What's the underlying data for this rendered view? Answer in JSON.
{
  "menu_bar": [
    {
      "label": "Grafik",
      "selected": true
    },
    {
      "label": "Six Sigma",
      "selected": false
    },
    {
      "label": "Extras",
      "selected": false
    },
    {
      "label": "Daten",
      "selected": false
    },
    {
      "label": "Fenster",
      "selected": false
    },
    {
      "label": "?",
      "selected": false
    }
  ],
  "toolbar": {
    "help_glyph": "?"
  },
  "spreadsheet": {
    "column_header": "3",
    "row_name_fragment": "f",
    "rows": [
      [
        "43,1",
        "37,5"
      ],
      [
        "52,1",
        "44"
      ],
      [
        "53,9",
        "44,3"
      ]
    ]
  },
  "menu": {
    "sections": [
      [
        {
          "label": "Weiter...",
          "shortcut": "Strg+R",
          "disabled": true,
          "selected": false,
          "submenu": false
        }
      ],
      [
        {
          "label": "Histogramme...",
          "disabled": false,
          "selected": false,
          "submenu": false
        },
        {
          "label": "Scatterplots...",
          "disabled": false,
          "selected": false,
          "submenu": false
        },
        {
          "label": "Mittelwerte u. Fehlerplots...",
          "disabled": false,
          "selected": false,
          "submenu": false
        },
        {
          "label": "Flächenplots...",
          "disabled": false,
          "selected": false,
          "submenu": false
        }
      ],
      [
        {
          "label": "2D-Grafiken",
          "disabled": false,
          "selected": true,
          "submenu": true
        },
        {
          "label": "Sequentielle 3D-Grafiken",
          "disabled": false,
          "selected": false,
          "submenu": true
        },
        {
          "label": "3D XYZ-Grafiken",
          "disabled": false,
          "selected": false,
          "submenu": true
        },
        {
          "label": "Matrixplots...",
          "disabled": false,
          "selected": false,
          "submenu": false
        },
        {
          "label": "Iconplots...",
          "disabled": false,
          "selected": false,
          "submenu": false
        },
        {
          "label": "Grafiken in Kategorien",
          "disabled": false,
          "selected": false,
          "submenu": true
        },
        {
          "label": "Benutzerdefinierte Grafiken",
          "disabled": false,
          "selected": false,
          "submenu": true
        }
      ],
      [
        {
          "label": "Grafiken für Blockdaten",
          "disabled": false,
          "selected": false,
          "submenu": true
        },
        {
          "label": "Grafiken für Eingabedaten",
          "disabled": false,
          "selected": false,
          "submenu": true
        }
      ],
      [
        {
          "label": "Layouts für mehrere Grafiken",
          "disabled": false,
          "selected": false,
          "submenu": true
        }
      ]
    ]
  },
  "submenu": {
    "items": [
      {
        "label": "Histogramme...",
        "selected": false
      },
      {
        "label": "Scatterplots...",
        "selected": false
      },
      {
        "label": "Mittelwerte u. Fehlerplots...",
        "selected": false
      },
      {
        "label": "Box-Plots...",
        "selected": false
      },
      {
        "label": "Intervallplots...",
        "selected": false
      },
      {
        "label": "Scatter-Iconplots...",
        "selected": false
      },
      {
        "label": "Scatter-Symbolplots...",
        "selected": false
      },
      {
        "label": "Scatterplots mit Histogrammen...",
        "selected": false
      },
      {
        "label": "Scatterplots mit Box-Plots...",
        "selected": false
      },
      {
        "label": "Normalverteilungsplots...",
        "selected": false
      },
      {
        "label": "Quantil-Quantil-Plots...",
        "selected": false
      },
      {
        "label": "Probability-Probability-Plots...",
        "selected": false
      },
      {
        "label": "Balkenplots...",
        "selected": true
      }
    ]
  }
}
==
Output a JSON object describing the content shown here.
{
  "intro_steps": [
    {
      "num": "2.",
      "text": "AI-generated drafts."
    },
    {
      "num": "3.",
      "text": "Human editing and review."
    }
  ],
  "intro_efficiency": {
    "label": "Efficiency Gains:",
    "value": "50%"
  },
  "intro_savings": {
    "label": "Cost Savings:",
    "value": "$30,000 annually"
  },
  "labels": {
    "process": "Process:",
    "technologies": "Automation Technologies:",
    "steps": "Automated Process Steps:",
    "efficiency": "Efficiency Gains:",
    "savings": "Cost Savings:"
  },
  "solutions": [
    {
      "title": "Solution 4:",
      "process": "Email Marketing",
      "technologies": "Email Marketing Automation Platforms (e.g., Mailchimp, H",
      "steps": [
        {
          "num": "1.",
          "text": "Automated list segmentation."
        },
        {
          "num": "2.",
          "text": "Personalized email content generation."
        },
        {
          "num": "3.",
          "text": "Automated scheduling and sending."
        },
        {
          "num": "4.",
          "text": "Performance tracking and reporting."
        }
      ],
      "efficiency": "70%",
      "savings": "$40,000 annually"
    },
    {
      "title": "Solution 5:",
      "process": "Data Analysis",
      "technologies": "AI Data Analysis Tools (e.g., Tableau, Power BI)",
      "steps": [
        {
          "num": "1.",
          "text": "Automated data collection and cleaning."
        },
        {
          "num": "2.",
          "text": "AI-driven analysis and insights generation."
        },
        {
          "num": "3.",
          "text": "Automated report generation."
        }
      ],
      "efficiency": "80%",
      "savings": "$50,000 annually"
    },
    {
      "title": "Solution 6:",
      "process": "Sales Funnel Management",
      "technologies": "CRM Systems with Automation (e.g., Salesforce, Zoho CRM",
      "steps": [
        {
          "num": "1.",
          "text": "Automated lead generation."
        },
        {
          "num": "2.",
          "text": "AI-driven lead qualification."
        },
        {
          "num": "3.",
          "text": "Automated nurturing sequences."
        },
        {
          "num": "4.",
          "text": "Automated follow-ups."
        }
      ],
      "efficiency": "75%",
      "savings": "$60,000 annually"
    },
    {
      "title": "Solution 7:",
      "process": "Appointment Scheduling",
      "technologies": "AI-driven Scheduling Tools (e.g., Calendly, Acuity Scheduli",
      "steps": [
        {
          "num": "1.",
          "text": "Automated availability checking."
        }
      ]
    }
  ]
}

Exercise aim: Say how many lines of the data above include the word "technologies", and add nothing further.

Solution for this problem: 5